§ **Work to complete**: The string "Bill" may appear on lines of the entries below; report how many such lines there are, and only that.

§ **The input**:
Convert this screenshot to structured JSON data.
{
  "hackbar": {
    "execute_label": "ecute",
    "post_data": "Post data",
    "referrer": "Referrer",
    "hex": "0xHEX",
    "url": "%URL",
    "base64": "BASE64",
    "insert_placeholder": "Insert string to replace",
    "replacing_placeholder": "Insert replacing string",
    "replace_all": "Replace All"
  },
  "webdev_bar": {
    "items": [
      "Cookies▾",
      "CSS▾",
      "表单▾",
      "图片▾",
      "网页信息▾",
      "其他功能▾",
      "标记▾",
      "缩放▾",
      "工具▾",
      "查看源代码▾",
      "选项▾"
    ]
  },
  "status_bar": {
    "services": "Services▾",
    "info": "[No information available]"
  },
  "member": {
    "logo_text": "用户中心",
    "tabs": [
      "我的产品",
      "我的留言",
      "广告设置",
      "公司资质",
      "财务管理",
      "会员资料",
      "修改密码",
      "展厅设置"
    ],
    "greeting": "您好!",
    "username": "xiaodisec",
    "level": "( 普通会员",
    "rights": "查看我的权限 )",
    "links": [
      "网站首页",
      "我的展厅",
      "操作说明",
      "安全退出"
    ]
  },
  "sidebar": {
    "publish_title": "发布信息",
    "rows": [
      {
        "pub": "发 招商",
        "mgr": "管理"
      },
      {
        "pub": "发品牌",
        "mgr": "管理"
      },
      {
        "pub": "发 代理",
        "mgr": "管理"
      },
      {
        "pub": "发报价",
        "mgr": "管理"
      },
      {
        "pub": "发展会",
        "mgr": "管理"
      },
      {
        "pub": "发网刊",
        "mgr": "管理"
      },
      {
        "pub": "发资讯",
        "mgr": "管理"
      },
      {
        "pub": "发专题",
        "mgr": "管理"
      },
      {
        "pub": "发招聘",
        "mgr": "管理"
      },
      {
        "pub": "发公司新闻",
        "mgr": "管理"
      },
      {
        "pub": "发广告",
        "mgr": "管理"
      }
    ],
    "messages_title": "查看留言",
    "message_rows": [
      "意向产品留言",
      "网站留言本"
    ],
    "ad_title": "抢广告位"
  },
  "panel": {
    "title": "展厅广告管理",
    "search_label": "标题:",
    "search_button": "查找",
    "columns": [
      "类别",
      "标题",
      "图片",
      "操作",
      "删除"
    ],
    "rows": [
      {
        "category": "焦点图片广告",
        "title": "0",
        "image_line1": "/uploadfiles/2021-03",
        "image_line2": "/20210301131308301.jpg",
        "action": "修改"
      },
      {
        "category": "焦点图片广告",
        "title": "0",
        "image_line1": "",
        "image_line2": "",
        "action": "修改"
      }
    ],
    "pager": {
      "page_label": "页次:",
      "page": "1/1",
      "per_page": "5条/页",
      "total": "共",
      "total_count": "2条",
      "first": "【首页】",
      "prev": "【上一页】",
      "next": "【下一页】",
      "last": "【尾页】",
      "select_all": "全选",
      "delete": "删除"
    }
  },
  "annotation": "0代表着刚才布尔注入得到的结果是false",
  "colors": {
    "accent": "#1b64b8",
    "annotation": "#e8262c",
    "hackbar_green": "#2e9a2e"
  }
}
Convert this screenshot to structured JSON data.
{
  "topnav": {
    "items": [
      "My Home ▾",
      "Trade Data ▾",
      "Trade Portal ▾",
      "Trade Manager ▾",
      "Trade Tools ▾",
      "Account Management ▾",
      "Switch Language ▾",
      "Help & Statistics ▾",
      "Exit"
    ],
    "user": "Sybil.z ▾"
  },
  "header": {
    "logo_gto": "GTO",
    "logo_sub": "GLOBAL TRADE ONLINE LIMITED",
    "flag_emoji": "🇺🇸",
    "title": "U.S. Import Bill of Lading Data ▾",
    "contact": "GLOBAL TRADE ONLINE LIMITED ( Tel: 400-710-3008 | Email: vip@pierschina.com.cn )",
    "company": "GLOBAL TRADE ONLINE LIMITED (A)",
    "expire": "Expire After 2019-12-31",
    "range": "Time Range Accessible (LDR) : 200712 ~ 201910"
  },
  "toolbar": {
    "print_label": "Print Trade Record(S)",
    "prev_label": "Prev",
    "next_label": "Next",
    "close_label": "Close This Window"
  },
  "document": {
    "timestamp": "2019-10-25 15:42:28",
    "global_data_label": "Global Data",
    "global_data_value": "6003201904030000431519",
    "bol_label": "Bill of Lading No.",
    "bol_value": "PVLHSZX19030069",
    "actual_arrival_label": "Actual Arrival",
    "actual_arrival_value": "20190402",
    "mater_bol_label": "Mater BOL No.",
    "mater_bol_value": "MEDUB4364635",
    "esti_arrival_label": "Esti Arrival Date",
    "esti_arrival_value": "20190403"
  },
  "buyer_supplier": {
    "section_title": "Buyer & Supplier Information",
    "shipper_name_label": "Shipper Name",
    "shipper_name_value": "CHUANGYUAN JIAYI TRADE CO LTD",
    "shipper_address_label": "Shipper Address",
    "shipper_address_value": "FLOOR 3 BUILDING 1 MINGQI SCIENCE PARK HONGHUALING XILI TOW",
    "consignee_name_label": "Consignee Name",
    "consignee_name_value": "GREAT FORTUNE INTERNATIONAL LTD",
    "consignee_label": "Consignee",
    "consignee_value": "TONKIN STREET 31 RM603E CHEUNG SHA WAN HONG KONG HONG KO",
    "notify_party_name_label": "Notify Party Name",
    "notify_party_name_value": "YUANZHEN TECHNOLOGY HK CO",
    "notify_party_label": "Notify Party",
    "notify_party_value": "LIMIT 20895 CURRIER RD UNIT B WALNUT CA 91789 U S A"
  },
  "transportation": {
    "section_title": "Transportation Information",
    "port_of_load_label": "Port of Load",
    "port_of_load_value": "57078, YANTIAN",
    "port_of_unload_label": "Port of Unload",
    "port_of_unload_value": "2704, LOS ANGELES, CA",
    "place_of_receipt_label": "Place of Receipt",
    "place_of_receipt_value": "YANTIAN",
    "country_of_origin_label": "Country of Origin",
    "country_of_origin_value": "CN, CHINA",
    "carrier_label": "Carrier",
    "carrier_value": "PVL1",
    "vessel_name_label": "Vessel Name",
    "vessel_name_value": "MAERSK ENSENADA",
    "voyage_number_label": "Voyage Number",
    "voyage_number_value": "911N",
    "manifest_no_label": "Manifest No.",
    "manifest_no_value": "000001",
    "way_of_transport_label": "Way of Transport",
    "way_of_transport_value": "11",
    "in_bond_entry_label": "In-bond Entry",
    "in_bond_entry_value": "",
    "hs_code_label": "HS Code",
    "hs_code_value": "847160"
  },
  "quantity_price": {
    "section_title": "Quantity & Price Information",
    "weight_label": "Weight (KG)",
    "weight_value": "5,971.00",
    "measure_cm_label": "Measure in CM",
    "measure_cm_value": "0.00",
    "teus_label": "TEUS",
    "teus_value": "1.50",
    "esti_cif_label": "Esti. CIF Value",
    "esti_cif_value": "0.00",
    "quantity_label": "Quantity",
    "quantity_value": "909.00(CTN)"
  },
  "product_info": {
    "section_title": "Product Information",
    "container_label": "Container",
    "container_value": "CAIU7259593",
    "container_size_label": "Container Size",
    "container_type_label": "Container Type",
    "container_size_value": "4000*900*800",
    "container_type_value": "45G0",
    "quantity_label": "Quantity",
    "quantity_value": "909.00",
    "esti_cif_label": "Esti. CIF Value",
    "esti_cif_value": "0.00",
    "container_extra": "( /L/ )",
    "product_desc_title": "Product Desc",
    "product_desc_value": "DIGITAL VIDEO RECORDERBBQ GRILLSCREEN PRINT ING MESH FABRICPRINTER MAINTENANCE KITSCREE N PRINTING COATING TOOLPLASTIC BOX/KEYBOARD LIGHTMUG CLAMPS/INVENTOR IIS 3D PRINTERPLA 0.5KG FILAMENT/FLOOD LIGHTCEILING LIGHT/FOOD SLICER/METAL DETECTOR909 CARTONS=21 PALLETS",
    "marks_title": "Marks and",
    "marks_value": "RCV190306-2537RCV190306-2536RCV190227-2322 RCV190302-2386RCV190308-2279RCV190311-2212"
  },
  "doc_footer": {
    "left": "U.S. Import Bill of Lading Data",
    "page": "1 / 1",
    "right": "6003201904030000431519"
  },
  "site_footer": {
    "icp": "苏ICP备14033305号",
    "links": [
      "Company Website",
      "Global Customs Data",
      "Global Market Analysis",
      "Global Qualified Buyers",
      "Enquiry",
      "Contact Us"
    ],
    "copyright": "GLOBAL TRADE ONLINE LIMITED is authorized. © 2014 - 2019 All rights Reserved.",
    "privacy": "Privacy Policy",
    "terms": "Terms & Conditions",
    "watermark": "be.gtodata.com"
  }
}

§ **Your solution**: 3